───── Dataset records ─────
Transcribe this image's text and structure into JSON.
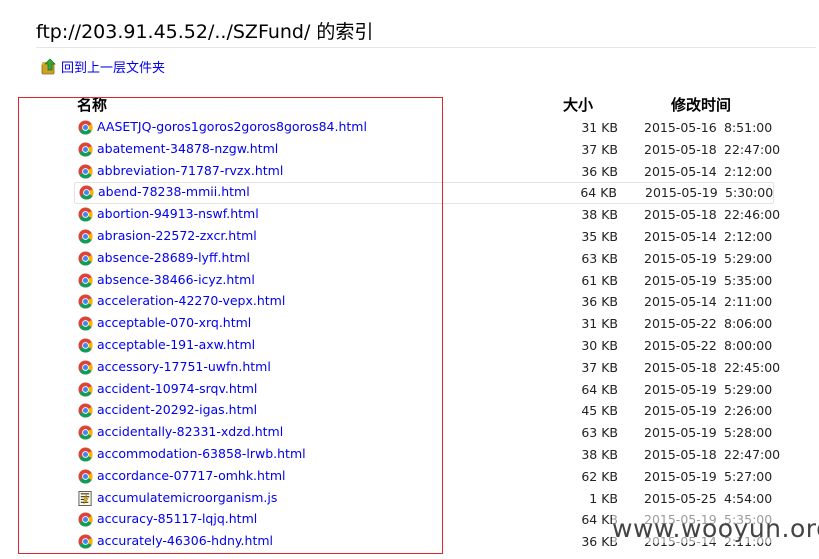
{
  "page": {
    "title": "ftp://203.91.45.52/../SZFund/ 的索引",
    "parent_link": "回到上一层文件夹"
  },
  "columns": {
    "name": "名称",
    "size": "大小",
    "modified": "修改时间"
  },
  "hovered_row_index": 3,
  "files": [
    {
      "name": "AASETJQ-goros1goros2goros8goros84.html",
      "size": "31 KB",
      "date": "2015-05-16",
      "time": "8:51:00",
      "icon": "chrome-html-icon"
    },
    {
      "name": "abatement-34878-nzgw.html",
      "size": "37 KB",
      "date": "2015-05-18",
      "time": "22:47:00",
      "icon": "chrome-html-icon"
    },
    {
      "name": "abbreviation-71787-rvzx.html",
      "size": "36 KB",
      "date": "2015-05-14",
      "time": "2:12:00",
      "icon": "chrome-html-icon"
    },
    {
      "name": "abend-78238-mmii.html",
      "size": "64 KB",
      "date": "2015-05-19",
      "time": "5:30:00",
      "icon": "chrome-html-icon"
    },
    {
      "name": "abortion-94913-nswf.html",
      "size": "38 KB",
      "date": "2015-05-18",
      "time": "22:46:00",
      "icon": "chrome-html-icon"
    },
    {
      "name": "abrasion-22572-zxcr.html",
      "size": "35 KB",
      "date": "2015-05-14",
      "time": "2:12:00",
      "icon": "chrome-html-icon"
    },
    {
      "name": "absence-28689-lyff.html",
      "size": "63 KB",
      "date": "2015-05-19",
      "time": "5:29:00",
      "icon": "chrome-html-icon"
    },
    {
      "name": "absence-38466-icyz.html",
      "size": "61 KB",
      "date": "2015-05-19",
      "time": "5:35:00",
      "icon": "chrome-html-icon"
    },
    {
      "name": "acceleration-42270-vepx.html",
      "size": "36 KB",
      "date": "2015-05-14",
      "time": "2:11:00",
      "icon": "chrome-html-icon"
    },
    {
      "name": "acceptable-070-xrq.html",
      "size": "31 KB",
      "date": "2015-05-22",
      "time": "8:06:00",
      "icon": "chrome-html-icon"
    },
    {
      "name": "acceptable-191-axw.html",
      "size": "30 KB",
      "date": "2015-05-22",
      "time": "8:00:00",
      "icon": "chrome-html-icon"
    },
    {
      "name": "accessory-17751-uwfn.html",
      "size": "37 KB",
      "date": "2015-05-18",
      "time": "22:45:00",
      "icon": "chrome-html-icon"
    },
    {
      "name": "accident-10974-srqv.html",
      "size": "64 KB",
      "date": "2015-05-19",
      "time": "5:29:00",
      "icon": "chrome-html-icon"
    },
    {
      "name": "accident-20292-igas.html",
      "size": "45 KB",
      "date": "2015-05-19",
      "time": "2:26:00",
      "icon": "chrome-html-icon"
    },
    {
      "name": "accidentally-82331-xdzd.html",
      "size": "63 KB",
      "date": "2015-05-19",
      "time": "5:28:00",
      "icon": "chrome-html-icon"
    },
    {
      "name": "accommodation-63858-lrwb.html",
      "size": "38 KB",
      "date": "2015-05-18",
      "time": "22:47:00",
      "icon": "chrome-html-icon"
    },
    {
      "name": "accordance-07717-omhk.html",
      "size": "62 KB",
      "date": "2015-05-19",
      "time": "5:27:00",
      "icon": "chrome-html-icon"
    },
    {
      "name": "accumulatemicroorganism.js",
      "size": "1 KB",
      "date": "2015-05-25",
      "time": "4:54:00",
      "icon": "script-file-icon"
    },
    {
      "name": "accuracy-85117-lqjq.html",
      "size": "64 KB",
      "date": "2015-05-19",
      "time": "5:35:00",
      "icon": "chrome-html-icon"
    },
    {
      "name": "accurately-46306-hdny.html",
      "size": "36 KB",
      "date": "2015-05-14",
      "time": "2:11:00",
      "icon": "chrome-html-icon"
    }
  ],
  "watermark": "www.wooyun.org",
  "colors": {
    "link": "#0000ee",
    "highlight_box": "#e0242c"
  }
}
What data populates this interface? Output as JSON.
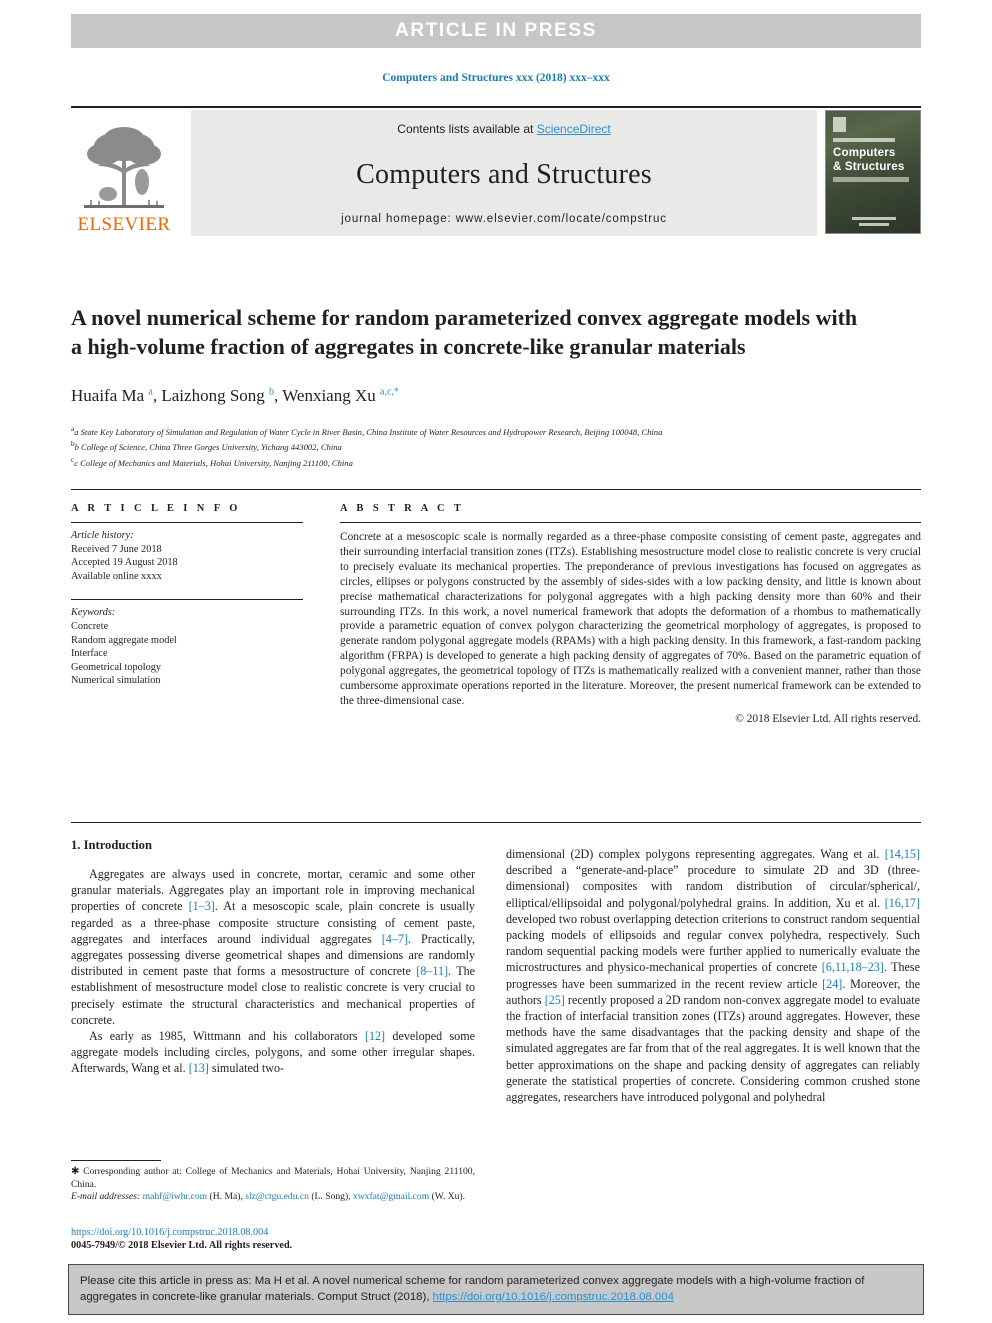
{
  "banner": {
    "text": "ARTICLE  IN  PRESS",
    "background": "#c6c6c6",
    "text_color": "#ffffff"
  },
  "running_head": "Computers and Structures xxx (2018) xxx–xxx",
  "masthead": {
    "contents_prefix": "Contents lists available at ",
    "sciencedirect": "ScienceDirect",
    "journal_title": "Computers and Structures",
    "homepage": "journal homepage: www.elsevier.com/locate/compstruc",
    "publisher_logo_text": "ELSEVIER",
    "publisher_logo_color": "#eb6608",
    "cover": {
      "line1": "Computers",
      "line2": "& Structures"
    }
  },
  "article": {
    "title": "A novel numerical scheme for random parameterized convex aggregate models with a high-volume fraction of aggregates in concrete-like granular materials",
    "authors_html": "Huaifa Ma <sup>a</sup>, Laizhong Song <sup>b</sup>, Wenxiang Xu <sup>a,c,</sup><sup>*</sup>",
    "affiliations": [
      "a State Key Laboratory of Simulation and Regulation of Water Cycle in River Basin, China Institute of Water Resources and Hydropower Research, Beijing 100048, China",
      "b College of Science, China Three Gorges University, Yichang 443002, China",
      "c College of Mechanics and Materials, Hohai University, Nanjing 211100, China"
    ]
  },
  "article_info": {
    "heading": "A R T I C L E   I N F O",
    "history_label": "Article history:",
    "history": [
      "Received 7 June 2018",
      "Accepted 19 August 2018",
      "Available online xxxx"
    ],
    "keywords_label": "Keywords:",
    "keywords": [
      "Concrete",
      "Random aggregate model",
      "Interface",
      "Geometrical topology",
      "Numerical simulation"
    ]
  },
  "abstract": {
    "heading": "A B S T R A C T",
    "body": "Concrete at a mesoscopic scale is normally regarded as a three-phase composite consisting of cement paste, aggregates and their surrounding interfacial transition zones (ITZs). Establishing mesostructure model close to realistic concrete is very crucial to precisely evaluate its mechanical properties. The preponderance of previous investigations has focused on aggregates as circles, ellipses or polygons constructed by the assembly of sides-sides with a low packing density, and little is known about precise mathematical characterizations for polygonal aggregates with a high packing density more than 60% and their surrounding ITZs. In this work, a novel numerical framework that adopts the deformation of a rhombus to mathematically provide a parametric equation of convex polygon characterizing the geometrical morphology of aggregates, is proposed to generate random polygonal aggregate models (RPAMs) with a high packing density. In this framework, a fast-random packing algorithm (FRPA) is developed to generate a high packing density of aggregates of 70%. Based on the parametric equation of polygonal aggregates, the geometrical topology of ITZs is mathematically realized with a convenient manner, rather than those cumbersome approximate operations reported in the literature. Moreover, the present numerical framework can be extended to the three-dimensional case.",
    "copyright": "© 2018 Elsevier Ltd. All rights reserved."
  },
  "body": {
    "section_title": "1. Introduction",
    "left_col_html": "<p>Aggregates are always used in concrete, mortar, ceramic and some other granular materials. Aggregates play an important role in improving mechanical properties of concrete <span class=\"ref\">[1–3]</span>. At a mesoscopic scale, plain concrete is usually regarded as a three-phase composite structure consisting of cement paste, aggregates and interfaces around individual aggregates <span class=\"ref\">[4–7]</span>. Practically, aggregates possessing diverse geometrical shapes and dimensions are randomly distributed in cement paste that forms a mesostructure of concrete <span class=\"ref\">[8–11]</span>. The establishment of mesostructure model close to realistic concrete is very crucial to precisely estimate the structural characteristics and mechanical properties of concrete.</p><p>As early as 1985, Wittmann and his collaborators <span class=\"ref\">[12]</span> developed some aggregate models including circles, polygons, and some other irregular shapes. Afterwards, Wang et al. <span class=\"ref\">[13]</span> simulated two-</p>",
    "right_col_html": "<p style=\"text-indent:0\">dimensional (2D) complex polygons representing aggregates. Wang et al. <span class=\"ref\">[14,15]</span> described a &ldquo;generate-and-place&rdquo; procedure to simulate 2D and 3D (three-dimensional) composites with random distribution of circular/spherical/, elliptical/ellipsoidal and polygonal/polyhedral grains. In addition, Xu et al. <span class=\"ref\">[16,17]</span> developed two robust overlapping detection criterions to construct random sequential packing models of ellipsoids and regular convex polyhedra, respectively. Such random sequential packing models were further applied to numerically evaluate the microstructures and physico-mechanical properties of concrete <span class=\"ref\">[6,11,18–23]</span>. These progresses have been summarized in the recent review article <span class=\"ref\">[24]</span>. Moreover, the authors <span class=\"ref\">[25]</span> recently proposed a 2D random non-convex aggregate model to evaluate the fraction of interfacial transition zones (ITZs) around aggregates. However, these methods have the same disadvantages that the packing density and shape of the simulated aggregates are far from that of the real aggregates. It is well known that the better approximations on the shape and packing density of aggregates can reliably generate the statistical properties of concrete. Considering common crushed stone aggregates, researchers have introduced polygonal and polyhedral</p>"
  },
  "footnotes": {
    "corresponding_html": "<span class=\"star\">&#10033;</span> Corresponding author at: College of Mechanics and Materials, Hohai University, Nanjing 211100, China.",
    "emails_html": "<span class=\"em\">E-mail addresses:</span> <span class=\"link\">mahf@iwhr.com</span> (H. Ma), <span class=\"link\">slz@ctgu.edu.cn</span> (L. Song), <span class=\"link\">xwxfat@gmail.com</span> (W. Xu)."
  },
  "doi_block": {
    "doi": "https://doi.org/10.1016/j.compstruc.2018.08.004",
    "issn_line": "0045-7949/© 2018 Elsevier Ltd. All rights reserved."
  },
  "cite_box": {
    "prefix": "Please cite this article in press as: Ma H et al. A novel numerical scheme for random parameterized convex aggregate models with a high-volume fraction of aggregates in concrete-like granular materials. Comput Struct (2018), ",
    "doi": "https://doi.org/10.1016/j.compstruc.2018.08.004"
  }
}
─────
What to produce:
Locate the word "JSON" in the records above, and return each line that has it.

Exercise solution:
Transcribe this image's text and structure into JSON.
What data populates this interface? Output as JSON.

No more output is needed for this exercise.